Wednesday, April 1, 2009

Let Us Eat Lettuce

Lettuce is one of my favorite foods. If you asked my kids what their Mommy likes to eat the most, without a doubt they would tell you that my favorite food is salad. My favorite food is really good European milk chocolate and jumbo shrimp steamed with Old Bay seasoning (but not together), but beyond that it is probably salad. Take me to any restaurant and I’m likely to pick out a funky interesting salad over the prime rib. This time of year lettuce is eating up my grocery bill. But come summer that will all change thanks to lettuce boxes. It used to be that in this climate the only time of year you could count on lettuce in your garden was late spring in to early summer. Once the big heat arrives, lettuce just bolts straightaway. But I’ve discovered a wonderful secret. Sometime last winter Organic Gardening magazine (another must read) published plans for a “lettuce box” and I quickly began badgering my husband. True to form he built me a lettuce box even better than the one in the magazine.

What’s so great about a lettuce box? And for that matter what is a lettuce box? A lettuce box is a movable growing near constant salad. It is a box of any size (mine are about 2 feet by 3 feet) built with a depth of only about 4-6 inches. Lettuce doesn’t need deep soil to thrive. It has handles on the ends and a bottom made of wire mesh and lined with biodegradable plastic mulch sheets. Built out of relatively light wood, just about anyone can move it, even when loaded with rich organic soil.

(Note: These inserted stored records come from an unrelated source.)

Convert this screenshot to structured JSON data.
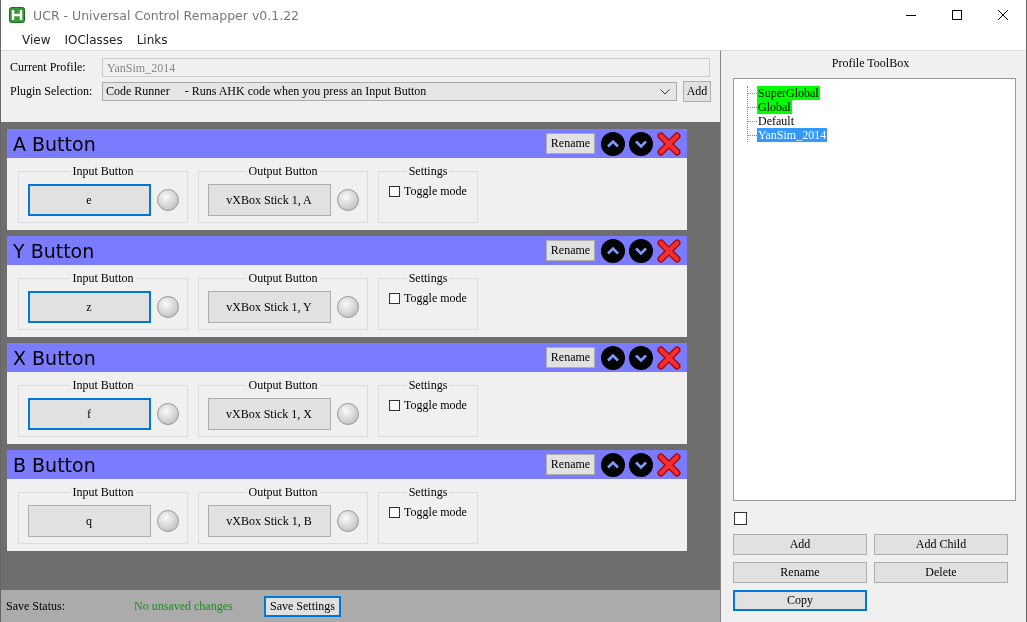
{
  "window": {
    "title": "UCR - Universal Control Remapper v0.1.22"
  },
  "menu": [
    "View",
    "IOClasses",
    "Links"
  ],
  "profile": {
    "current_label": "Current Profile:",
    "current_value": "YanSim_2014",
    "plugin_label": "Plugin Selection:",
    "plugin_value": "Code Runner     - Runs AHK code when you press an Input Button",
    "add_button": "Add"
  },
  "plugins": [
    {
      "name": "A Button",
      "rename": "Rename",
      "input_title": "Input Button",
      "input_value": "e",
      "input_focused": true,
      "output_title": "Output Button",
      "output_value": "vXBox Stick 1, A",
      "settings_title": "Settings",
      "toggle_label": "Toggle mode",
      "toggle_checked": false
    },
    {
      "name": "Y Button",
      "rename": "Rename",
      "input_title": "Input Button",
      "input_value": "z",
      "input_focused": true,
      "output_title": "Output Button",
      "output_value": "vXBox Stick 1, Y",
      "settings_title": "Settings",
      "toggle_label": "Toggle mode",
      "toggle_checked": false
    },
    {
      "name": "X Button",
      "rename": "Rename",
      "input_title": "Input Button",
      "input_value": "f",
      "input_focused": true,
      "output_title": "Output Button",
      "output_value": "vXBox Stick 1, X",
      "settings_title": "Settings",
      "toggle_label": "Toggle mode",
      "toggle_checked": false
    },
    {
      "name": "B Button",
      "rename": "Rename",
      "input_title": "Input Button",
      "input_value": "q",
      "input_focused": false,
      "output_title": "Output Button",
      "output_value": "vXBox Stick 1, B",
      "settings_title": "Settings",
      "toggle_label": "Toggle mode",
      "toggle_checked": false
    }
  ],
  "status_bar": {
    "label": "Save Status:",
    "status": "No unsaved changes",
    "save_button": "Save Settings"
  },
  "toolbox": {
    "title": "Profile ToolBox",
    "tree": [
      {
        "label": "SuperGlobal",
        "color": "#00ff00",
        "selected": false
      },
      {
        "label": "Global",
        "color": "#00ff00",
        "selected": false
      },
      {
        "label": "Default",
        "selected": false
      },
      {
        "label": "YanSim_2014",
        "selected": true
      }
    ],
    "checkbox_checked": false,
    "buttons": [
      {
        "label": "Add",
        "focused": false
      },
      {
        "label": "Add Child",
        "focused": false
      },
      {
        "label": "Rename",
        "focused": false
      },
      {
        "label": "Delete",
        "focused": false
      },
      {
        "label": "Copy",
        "focused": true
      }
    ]
  }
}
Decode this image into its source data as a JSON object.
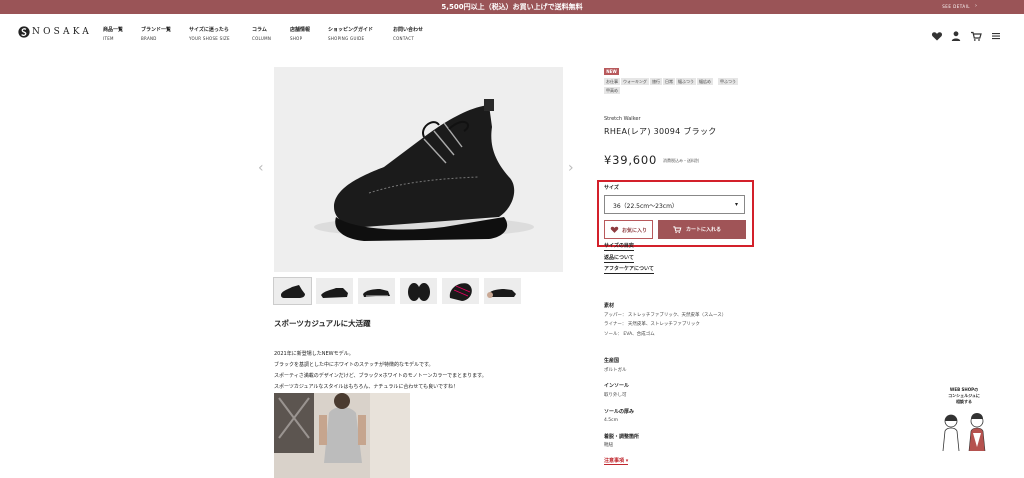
{
  "topbar": {
    "message": "5,500円以上（税込）お買い上げで送料無料",
    "detail_link": "SEE DETAIL",
    "background": "#9a5457"
  },
  "brand_logo": "NOSAKA",
  "nav": [
    {
      "ja": "商品一覧",
      "en": "ITEM"
    },
    {
      "ja": "ブランド一覧",
      "en": "BRAND"
    },
    {
      "ja": "サイズに迷ったら",
      "en": "YOUR SHOSE SIZE"
    },
    {
      "ja": "コラム",
      "en": "COLUMN"
    },
    {
      "ja": "店舗情報",
      "en": "SHOP"
    },
    {
      "ja": "ショッピングガイド",
      "en": "SHOPING GUIDE"
    },
    {
      "ja": "お問い合わせ",
      "en": "CONTACT"
    }
  ],
  "header_icons": [
    "heart-icon",
    "user-icon",
    "cart-icon",
    "menu-icon"
  ],
  "product": {
    "badge": "NEW",
    "tags": [
      "お仕事",
      "ウォーキング",
      "旅行",
      "日常",
      "幅ふつう",
      "幅広め",
      "甲ふつう",
      "甲高め"
    ],
    "brand": "Stretch Walker",
    "name": "RHEA(レア) 30094 ブラック",
    "price": "¥39,600",
    "price_note": "消費税込み・送料別",
    "size_label": "サイズ",
    "size_selected": "36（22.5cm〜23cm）",
    "favorite_label": "お気に入り",
    "cart_label": "カートに入れる",
    "accent": "#a05457"
  },
  "links": {
    "size_guide": "サイズの目安",
    "returns": "返品について",
    "aftercare": "アフターケアについて",
    "caution": "注意事項"
  },
  "specs": [
    {
      "heading": "素材",
      "lines": [
        "アッパー： ストレッチファブリック、天然皮革（スムース）",
        "ライナー： 天然皮革、ストレッチファブリック",
        "ソール： EVA、合成ゴム"
      ]
    },
    {
      "heading": "生産国",
      "lines": [
        "ポルトガル"
      ]
    },
    {
      "heading": "インソール",
      "lines": [
        "取り外し可"
      ]
    },
    {
      "heading": "ソールの厚み",
      "lines": [
        "4.5cm"
      ]
    },
    {
      "heading": "着脱・調整箇所",
      "lines": [
        "靴紐"
      ]
    }
  ],
  "description": {
    "title": "スポーツカジュアルに大活躍",
    "paragraphs": [
      "2021年に新登場したNEWモデル。",
      "ブラックを基調とした中にホワイトのステッチが特徴的なモデルです。",
      "スポーティさ満載のデザインだけど、ブラック×ホワイトのモノトーンカラーでまとまります。",
      "スポーツカジュアルなスタイルはもちろん、ナチュラルに合わせても良いですね！"
    ]
  },
  "concierge": {
    "line1": "WEB SHOPの",
    "line2": "コンシェルジュに",
    "line3": "相談する"
  }
}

My boxes do fine in one location all spring, but once the heat arrives, I began to move them daily. I let them luxuriate in the sun some mornings and move them to the shade come afternoon. By doing this I am able to grow lettuce all the way through summer and into the fall. If it got unbearably hot I could have moved them inside, but last summer was a fluke around here and we never got the killer heat at all. In the original magazine article it showed someone arriving for a cookout with their lettuce box in tow – that’s a little over the top, even for me, but you could do it.

The lettuce box is the perfect solution for people who have too much sun or too little garden space. I keep two boxes going so that when one is still emerging the other is in full bloom. I dream of a third or even a fourth, but for now I’m working with two. I do still grow some of the bigger lettuces in my garden. The boxes are better for loose leaf and smaller types of lettuce like tom thumb. This past week I got my first box up and running. While I wait for the lettuce to germinate, it’s living in my mudroom, but I’m hopeful that the box will be outside full time in a week or two.

I’m sure you can build your own without the help of the plans, but if you need them look online at (search for “salad box”). Lettuce boxes could also be made out of window boxes or pots, depending on your lettuce needs. Mine are many, hence the multiple boxes.

While we wait for our lettuce, here’s my latest favorite salad dressing –

Asian Vinigrette
½ cup seasoned rice vinegar (splurge and buy a good one)
½ cup canola or safflower oil
½ teaspoon crushed garlic
1/8 teaspoon of stevia (or 2 tablespoons of sugar)
¼ teaspoon salt
½ teaspoon pepper (less if you’re not a big pepper fan)

Combine in a jar and shake until well mixed. Delish. Try it with cashews and croutons – simple and wonderful. I’ve been eating it for my lunch for weeks. Today I made it with orange flavored stevia - I may be addicted.


  1. The one in the picture was made with one piece of 5/4 by 6 inch cedar deck board (not pressure treated pine), 8 feet long. Stainless screws are best. The bottom is galvanized "rabbit fence". Cut about 1/2 inch off the edge of board, attach fence material with a staple gun, the nail back the 1/2 inch strip with stainless nails to make a tidy scene.

  2. I've always had a fantasy about growing my own lettuce. Some people fantasize about...well, you know. And some people fantasize about winning the lottery. (My other big fantasy is about getting hardwood flooring.) I'm going to try this. I even have $5 off coupon from Tru-Value!